Finally, they briefly discuss tips on going pro, what to expect, and what they've found important when it comes to the business aspect of the work.

The book design is engaging and attractive. There's plenty of full color close up photos to illustrate the various points, and the checklists, sidebars and recipes are a great addition. The book is easy to read, easy to navigate, and a great resource for both sculptors and fans.


Overall - ****

I'm not sure what I was expecting with this book, but it certainly took me by surprise. It's a good cross section of the basics with some great advanced techniques, and the full color photos and checklists add to the appeal. 

These guys know their stuff, and their work is proof of that. By bringing in a variety of opinions, they give you a bigger picture of the entire process, and do it with an engaging style and design.  Whether you're a budding sculptor looking for inspiration and knowledge, or an artistically incompetent but curious collector such as myself, this book is an excellent resource.

Where to Buy -
This is an early copy I'm reviewing tonight, so it's not yet listed at Amazon. It will be in about 3 weeks though, but until then you can pre-order through Random House's website.

Discussion:
Want to chat about this review?  Try out one of these terrific forums where I'll be discussing it!

Enjoyed this review? Be sure to head back to the main page to find thousands more just like it!




Share this review with others! 
 
Digg it!
 StumbleUpon Toolbar
Stumble It!
 
Reddit

Pop Sculpture by Bruckner, Oat and Procopio


This product was provided free for the review by the manufacturer. Photos and text by Michael Crawford.

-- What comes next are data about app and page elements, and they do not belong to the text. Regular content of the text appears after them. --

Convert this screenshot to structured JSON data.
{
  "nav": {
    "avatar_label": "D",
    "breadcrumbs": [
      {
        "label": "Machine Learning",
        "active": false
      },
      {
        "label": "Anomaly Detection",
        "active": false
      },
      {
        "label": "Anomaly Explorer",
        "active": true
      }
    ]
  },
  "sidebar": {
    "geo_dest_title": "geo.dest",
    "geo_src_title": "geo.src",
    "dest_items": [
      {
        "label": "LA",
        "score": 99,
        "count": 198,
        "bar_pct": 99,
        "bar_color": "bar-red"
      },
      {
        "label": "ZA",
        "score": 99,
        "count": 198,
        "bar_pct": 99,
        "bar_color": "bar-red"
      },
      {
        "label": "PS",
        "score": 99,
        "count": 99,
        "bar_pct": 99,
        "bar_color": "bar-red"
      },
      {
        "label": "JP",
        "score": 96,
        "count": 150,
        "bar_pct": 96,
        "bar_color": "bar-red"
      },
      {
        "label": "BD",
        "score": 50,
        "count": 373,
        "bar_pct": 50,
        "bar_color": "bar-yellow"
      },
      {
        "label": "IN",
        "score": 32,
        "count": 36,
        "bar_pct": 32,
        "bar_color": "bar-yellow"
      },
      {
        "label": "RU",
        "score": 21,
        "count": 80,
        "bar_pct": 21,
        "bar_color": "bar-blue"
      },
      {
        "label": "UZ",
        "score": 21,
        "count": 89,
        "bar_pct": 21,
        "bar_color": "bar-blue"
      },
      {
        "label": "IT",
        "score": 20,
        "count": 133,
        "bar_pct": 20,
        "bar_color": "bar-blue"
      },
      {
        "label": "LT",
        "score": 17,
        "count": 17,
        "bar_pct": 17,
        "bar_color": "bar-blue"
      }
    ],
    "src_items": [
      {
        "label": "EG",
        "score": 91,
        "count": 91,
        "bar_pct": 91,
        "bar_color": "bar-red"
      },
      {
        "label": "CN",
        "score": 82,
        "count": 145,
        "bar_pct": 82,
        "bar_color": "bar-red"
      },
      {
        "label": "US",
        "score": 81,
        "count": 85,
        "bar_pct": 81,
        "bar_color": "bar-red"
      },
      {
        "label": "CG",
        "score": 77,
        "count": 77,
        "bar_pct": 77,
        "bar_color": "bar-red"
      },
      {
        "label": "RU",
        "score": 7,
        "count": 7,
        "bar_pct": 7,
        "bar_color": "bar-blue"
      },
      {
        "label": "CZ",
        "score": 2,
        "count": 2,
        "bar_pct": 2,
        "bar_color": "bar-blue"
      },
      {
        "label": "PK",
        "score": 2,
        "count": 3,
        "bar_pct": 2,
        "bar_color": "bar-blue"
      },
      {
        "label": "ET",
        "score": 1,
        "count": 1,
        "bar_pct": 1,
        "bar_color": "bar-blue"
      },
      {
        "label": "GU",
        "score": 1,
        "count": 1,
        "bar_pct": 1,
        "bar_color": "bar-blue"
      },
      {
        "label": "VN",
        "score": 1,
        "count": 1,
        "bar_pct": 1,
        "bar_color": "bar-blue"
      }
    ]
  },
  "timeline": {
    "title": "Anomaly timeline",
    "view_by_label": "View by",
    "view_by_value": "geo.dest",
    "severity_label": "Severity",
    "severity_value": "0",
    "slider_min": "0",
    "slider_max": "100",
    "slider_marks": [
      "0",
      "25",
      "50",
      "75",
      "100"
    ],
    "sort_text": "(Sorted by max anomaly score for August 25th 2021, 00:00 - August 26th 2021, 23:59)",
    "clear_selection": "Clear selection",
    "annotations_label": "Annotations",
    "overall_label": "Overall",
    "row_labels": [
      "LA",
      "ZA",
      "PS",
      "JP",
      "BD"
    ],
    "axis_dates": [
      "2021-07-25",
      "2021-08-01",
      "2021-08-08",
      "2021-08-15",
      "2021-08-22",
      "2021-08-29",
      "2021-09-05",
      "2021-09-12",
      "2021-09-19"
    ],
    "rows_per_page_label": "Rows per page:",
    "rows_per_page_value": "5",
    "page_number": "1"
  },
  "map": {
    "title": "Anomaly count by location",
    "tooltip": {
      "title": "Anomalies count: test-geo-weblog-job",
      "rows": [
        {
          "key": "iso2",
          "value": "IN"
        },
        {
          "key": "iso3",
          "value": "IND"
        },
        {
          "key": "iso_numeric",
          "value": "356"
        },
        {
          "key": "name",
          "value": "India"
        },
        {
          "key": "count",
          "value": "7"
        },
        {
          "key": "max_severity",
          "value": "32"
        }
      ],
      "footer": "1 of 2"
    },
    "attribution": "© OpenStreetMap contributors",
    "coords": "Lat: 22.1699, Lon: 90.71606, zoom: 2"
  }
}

This page copyright 2000 - 2010, Michael Crawford. All rights reserved. Click here for copyright permissions! Hosted by 1 Hour Hosting.com